Where’s the outrage now? That was the question Lil Nas X posed on Twitter following news that an exclusive set of skateboards with Tony Hawk’s blood painted on them sold quickly and without any moral outcry. “are y’all ready to admit y’all were never actually upset over the blood in the shoes? and maybe u were mad for some other reason?” the rapper’s tweet read in part.
Lil Nas X is referring to his controversy earlier this year, when he announced that he would be selling a limited batch (666 pairs, to be exact) of “Satan shoes,” customized and repurposed Nikes Air Max 97s that each had a golden pentagram attached and most controversially, contained a drop of human blood. The shoes were inspired by his song “Montero (Call Me By Your Name)” and its music video, which famously depicts him sliding down a pole to hell and giving Satan a lap dance.

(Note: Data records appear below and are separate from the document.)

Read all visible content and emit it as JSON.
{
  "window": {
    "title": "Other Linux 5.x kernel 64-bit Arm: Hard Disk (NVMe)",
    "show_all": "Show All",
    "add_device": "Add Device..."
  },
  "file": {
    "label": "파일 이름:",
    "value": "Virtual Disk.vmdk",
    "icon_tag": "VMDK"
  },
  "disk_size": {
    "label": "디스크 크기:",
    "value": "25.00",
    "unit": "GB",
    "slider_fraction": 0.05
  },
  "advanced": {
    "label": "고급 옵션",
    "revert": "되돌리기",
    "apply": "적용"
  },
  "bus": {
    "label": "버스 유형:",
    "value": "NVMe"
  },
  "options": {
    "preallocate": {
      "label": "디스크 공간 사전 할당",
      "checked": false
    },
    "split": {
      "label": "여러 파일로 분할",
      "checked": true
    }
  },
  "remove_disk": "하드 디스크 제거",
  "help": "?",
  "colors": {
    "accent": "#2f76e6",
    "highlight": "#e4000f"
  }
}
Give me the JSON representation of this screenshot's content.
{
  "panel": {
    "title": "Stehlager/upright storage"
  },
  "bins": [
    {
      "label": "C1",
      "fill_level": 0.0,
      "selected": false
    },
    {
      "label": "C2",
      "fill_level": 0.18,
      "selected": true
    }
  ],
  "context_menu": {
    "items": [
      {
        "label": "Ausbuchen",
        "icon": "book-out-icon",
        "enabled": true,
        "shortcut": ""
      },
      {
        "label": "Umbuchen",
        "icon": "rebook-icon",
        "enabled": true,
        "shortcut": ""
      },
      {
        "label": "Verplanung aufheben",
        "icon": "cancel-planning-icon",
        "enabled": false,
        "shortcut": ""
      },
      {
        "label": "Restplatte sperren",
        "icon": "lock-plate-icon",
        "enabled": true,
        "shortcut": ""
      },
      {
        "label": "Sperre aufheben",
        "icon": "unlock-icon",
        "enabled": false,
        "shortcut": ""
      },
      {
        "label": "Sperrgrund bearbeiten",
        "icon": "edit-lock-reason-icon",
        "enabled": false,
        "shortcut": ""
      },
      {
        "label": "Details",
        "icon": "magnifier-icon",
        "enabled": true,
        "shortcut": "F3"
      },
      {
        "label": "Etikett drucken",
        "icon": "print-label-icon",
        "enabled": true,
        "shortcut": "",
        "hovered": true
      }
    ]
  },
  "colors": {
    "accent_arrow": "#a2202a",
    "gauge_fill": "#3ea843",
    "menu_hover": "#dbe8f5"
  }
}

Conservative uproar ensued, leading even to corporate wrath, as Nike threatened to take action. Part of why detractors were so scandalized had to do supposedly with the shoe’s central gimmick of human blood. The lack of any public ire over the similar concept of Tony Hawk’s new skateboards, then, does seem glaringly suspect. The inconsistency, as Lil Nas X is implying, centers on homophobia toward him as a publicly queer artist. Most were upset about the Satan shoes ultimately because it was peddled by someone who was not only a gay pop star, but specifically an overtly sexual gay pop star. They can stomach most of our stars as sexualized beings, but not if they’re gay (and especially not if they're gay and Black).
Some are claiming that Lil Nas X parallel is unfair because while these skateboards simply have the blood, his shoes were overtly affiliated with satanism. The Satan part is the thing that the critics, mostly religious, are in fact ostensibly mad at. To claim this, though, is flimsy at best — the specific crowd that is pressed about a pentagram dangling from a shoe or that its name references Satan are in fact probably bothered more by something else about Lil Nas X.
That is, in fact, what "Montero" is literally all about — if people like Nas have always been told that queerness equates to deviance and eternal damnation, then he was going to give the ultimate middle finger by leaning in (or more specifically, bending over) to Satan himself. Ironically, by claiming their disproportionate anger is solely about Satan, his critics are implicitly confirming how they really feel about queer identity. For them, the two are one and the same.